Individual bottles are transferred directly from the production line filling system using an accurate transport unit. Regulation-specific data such as the serial number, batch and shelf life date, as well as the 2D datamatrix code are read precisely, and the helper code is printed on the bottle top or bottom. The BMS consists of the Mosaic Station, which incorporates six cameras for 360˚ inspection of labels and codes; a seventh camera for reading top and bottom helper codes and/or UV codes; a side grip to hold the package during bottom code reading; a printer to apply helper codes inline when needed; and a conveyor that moves bottles from station to station, and can be fitted as an option with a rejecter to remove non-conforming bottles.

Omega Design Corporation (omegadesign.com) recently introduces the LabelSync™ 360˚ inspection and reject handling system for bottles. Suitable for all markets, the unit captures codes, inspects caps, matches components and helps protect against food and allergen contamination, tampered/incorrect product, improper labeling and recalls. An integrated reject station along with fail-safe programming ensures that only verified product will move downstream. Adding a top or bottom camera can enable inspection and data syncing with a secondary line code, making possible the sort of unit-level product visibility that is increasingly being adopted around the globe. This SCADA-compatible system is ideal for food & beverage, consumer goods and medical, and can seamlessly integrate with MES and data management software.

Serialization and traceability consulting firm, Supply Chain Wizard (supplychainwizard.com), has just announced a partnership with Medicines for Europe, a pharmaceutical advocacy group. The company has plans to develop a similar relationship in the States.

In December, Supply Chain Wizard co-hosted the Pharma CMO Summit in Berlin, which gathered more than 100 pharmaceutical executives from 27 countries. Networking events that provided opportunity to exchange serialization advice and experiences with peers from around the world aided in the event’s success. The event also showcased ways in which serialization can go beyond mere regulation compliance to provide opportunities for enhanced business practices through data analytics produced by such systems.

The company is currently planning a serialization summit for CMO (pharmaceutical contract manufacturers and packagers) this spring in the U.S.
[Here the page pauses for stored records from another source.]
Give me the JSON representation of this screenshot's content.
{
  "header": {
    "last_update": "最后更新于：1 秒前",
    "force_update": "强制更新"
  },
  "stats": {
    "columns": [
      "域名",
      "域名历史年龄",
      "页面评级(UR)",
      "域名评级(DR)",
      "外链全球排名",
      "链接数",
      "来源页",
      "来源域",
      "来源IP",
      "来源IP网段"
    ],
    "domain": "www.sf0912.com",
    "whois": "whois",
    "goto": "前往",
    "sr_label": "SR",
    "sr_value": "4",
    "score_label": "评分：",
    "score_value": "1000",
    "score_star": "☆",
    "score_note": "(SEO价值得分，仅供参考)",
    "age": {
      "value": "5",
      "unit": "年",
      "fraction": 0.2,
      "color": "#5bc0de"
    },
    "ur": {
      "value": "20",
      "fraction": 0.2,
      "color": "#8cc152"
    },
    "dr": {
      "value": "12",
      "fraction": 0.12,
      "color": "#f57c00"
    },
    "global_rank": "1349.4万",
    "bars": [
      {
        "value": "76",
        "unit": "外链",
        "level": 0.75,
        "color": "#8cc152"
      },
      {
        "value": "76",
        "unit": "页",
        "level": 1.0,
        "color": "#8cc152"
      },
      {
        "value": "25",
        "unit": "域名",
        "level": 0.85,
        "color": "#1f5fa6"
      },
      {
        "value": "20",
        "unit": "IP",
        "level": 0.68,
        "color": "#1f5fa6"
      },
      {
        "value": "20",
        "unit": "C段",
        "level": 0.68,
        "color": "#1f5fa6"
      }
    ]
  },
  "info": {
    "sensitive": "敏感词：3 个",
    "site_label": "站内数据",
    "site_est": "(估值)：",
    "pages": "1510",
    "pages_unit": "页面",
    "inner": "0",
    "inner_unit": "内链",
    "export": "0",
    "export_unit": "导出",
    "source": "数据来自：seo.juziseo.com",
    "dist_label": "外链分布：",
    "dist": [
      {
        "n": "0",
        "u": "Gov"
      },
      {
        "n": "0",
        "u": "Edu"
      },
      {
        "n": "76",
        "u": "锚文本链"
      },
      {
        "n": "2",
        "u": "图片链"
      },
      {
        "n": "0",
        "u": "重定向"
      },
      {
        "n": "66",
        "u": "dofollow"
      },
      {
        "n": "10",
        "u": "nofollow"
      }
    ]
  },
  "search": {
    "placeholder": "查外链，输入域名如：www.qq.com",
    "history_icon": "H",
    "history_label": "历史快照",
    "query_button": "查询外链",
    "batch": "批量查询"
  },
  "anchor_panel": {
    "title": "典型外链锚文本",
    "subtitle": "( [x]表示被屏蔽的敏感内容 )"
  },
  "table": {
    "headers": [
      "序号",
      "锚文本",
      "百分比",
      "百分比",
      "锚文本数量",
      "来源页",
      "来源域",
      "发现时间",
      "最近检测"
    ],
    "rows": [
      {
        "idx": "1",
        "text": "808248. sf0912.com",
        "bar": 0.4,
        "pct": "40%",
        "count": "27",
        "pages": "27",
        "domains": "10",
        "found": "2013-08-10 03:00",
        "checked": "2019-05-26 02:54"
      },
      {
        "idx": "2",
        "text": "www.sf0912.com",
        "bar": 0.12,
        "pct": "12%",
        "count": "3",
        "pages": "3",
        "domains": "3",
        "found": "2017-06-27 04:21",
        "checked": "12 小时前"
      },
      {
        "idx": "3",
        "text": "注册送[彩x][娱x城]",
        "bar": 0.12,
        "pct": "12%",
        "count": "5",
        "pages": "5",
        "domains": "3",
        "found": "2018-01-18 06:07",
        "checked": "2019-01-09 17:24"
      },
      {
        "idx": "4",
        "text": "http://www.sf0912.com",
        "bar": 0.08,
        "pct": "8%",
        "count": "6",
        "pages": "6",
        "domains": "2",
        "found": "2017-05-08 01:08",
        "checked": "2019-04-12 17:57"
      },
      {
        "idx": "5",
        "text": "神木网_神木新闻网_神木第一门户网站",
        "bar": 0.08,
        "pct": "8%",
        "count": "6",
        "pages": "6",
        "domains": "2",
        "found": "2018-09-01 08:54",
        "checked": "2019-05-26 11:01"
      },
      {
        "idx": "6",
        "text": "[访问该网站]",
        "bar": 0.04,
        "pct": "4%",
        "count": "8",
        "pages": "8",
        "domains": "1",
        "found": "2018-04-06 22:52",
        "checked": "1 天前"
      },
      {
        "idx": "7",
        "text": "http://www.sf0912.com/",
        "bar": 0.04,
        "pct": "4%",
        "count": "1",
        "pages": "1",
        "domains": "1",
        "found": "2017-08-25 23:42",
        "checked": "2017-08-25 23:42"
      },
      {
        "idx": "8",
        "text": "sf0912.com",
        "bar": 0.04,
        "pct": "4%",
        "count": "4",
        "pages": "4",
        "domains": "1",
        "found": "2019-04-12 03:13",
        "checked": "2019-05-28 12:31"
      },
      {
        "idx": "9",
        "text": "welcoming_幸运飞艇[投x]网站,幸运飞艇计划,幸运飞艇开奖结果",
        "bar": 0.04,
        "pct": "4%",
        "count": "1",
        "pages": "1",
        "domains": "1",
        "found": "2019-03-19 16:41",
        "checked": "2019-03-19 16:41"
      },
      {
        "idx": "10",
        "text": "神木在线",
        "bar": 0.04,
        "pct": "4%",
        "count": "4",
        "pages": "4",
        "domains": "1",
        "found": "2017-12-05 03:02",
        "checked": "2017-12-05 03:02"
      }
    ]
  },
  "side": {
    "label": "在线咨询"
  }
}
While working toward meeting the looming deadlines for the stricter regulations, the challenges you may face are not likely yours alone. Make sure to download the newest release of the GS1 U.S. (gs1us.org) guideline, “Applying GSI Standards for DSCSA and Traceability (R1.2).” Turn your informed plans into real-world solutions with help from organizations and companies that can offer assistance along the way. As well, reach out to peers in the market who may offer guidance.